Thursday, September 2, 2010

What you want to hear

and what you need to hear are two very different things (mostly).

I think it was my second year of teaching when I got the wake up call I needed to get my act together with classroom management. The principal at my first school had told me in my summative that she thought that I had massive potential, but needed to work on my management (as she handed me a book entitled something like Basic Behavior Management). I just didn't get it. I kind of thought it was a problem, but not how to fix it (I do remember crying to my boyfriend that, "the kids just don't respect me at all"). The book was not very helpful either (bless her for trying). I changed schools after that year (to move closer to my new home with boyfriend turned DH). At my new school, everyone was great, but I really had trouble with getting my students not only where they needed to be academically, but actually where they needed to be (like library, cafeteria, not in each other's faces, etc...).

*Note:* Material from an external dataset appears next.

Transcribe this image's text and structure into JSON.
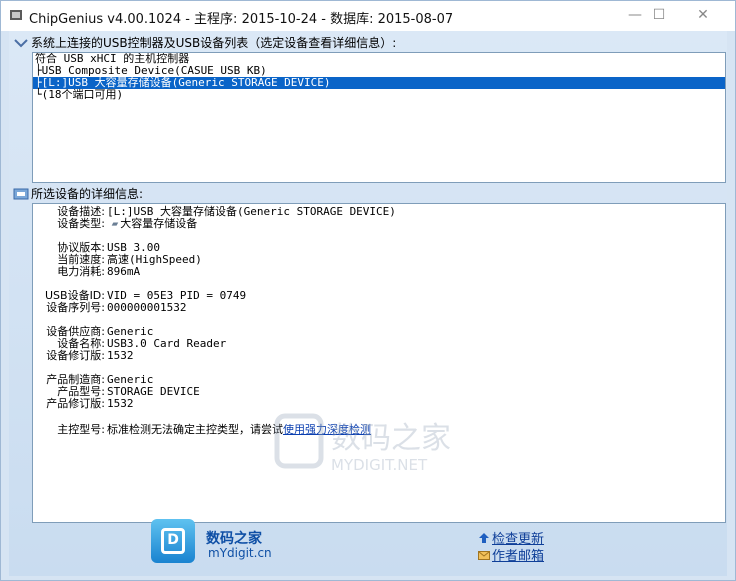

Until that fateful day...

The whole school was at an assembly and my students were acting like hooligans. I was sitting to the side giving glances (not that anyone was paying attention). Not awfully long into the presentation, another teacher came up to me (actually marched up to me if I'm being honest). She looked at me and said, "You need to get yourself up out of that chair and get your class under control because they are ruining this for everyone and making the whole school look bad." I was taken aback (and really angry because how dare she treat me like a student?). But then, I did get up and pull some kids out and pretty much lay it down (the smack, that is). I went home and thought/lost sleep over my teaching style. The next day, I asked to go to a PD all about behavior and discipline, and my principal instantaneously said yes (that couldn't be good).

I'm so glad she did give me the kick in the backside that I needed even though it was hard to hear. Because now, after all these years, the quirkers, they are my favorites.

Tuesday, August 31, 2010

The privilege

My absolute favorite subject to teach is writing. I'm not exactly sure when the shift happened for me because somewhere back in my files I can remember being a little intimidated by the whole "and this is how we write a personal narrative" thing. But now, I relish our writing time and feel cheated when we don't get to have the time (oh, days of formal assessments, routine learning, and general wonkiness when will you be over? Seriously, if I have to say, "Let's try lining up again,"...I'm not sure what will happen, but I know it can't be something good). Already, these new young friends of mine actually booed when I said that we were not going to have a writing time today because of the assembly and DRA's. It made my heart a little happier (that and the Starbucks Grande Skinny Vanilla Latte).

So, if that did it for me, you can imagine my overall ecstaticness when Ms. Next Grade Level Up stopped me in the hall, pointed to her line (which has an inordinate number of my former students) and asked, "What did you do with these kids? We just took our writing assessment and they are like rockstars!" I looked at them and said, "I love to write and so did they. That's just how it was." I could see their little heads nodding in agreement. I was so excited about this revelation that I told more than one person, but it wasn't because I wanted to brag. I was just so proud of them. It is kind of the same way you tell people about the super things your own children do. It's not because there's some sort of contest for Best Mom Ever (if there was, I lost when I made the Cubscout go to preschool when he said he was not feeling well, and he threw up all over the chapel), it's because you want other people to share your joy for your child's accomplishment.

But, I digress. The way I see it, I don't have to teach writing (well, maybe I do...state assessments and standards, you know). I get to teach writing.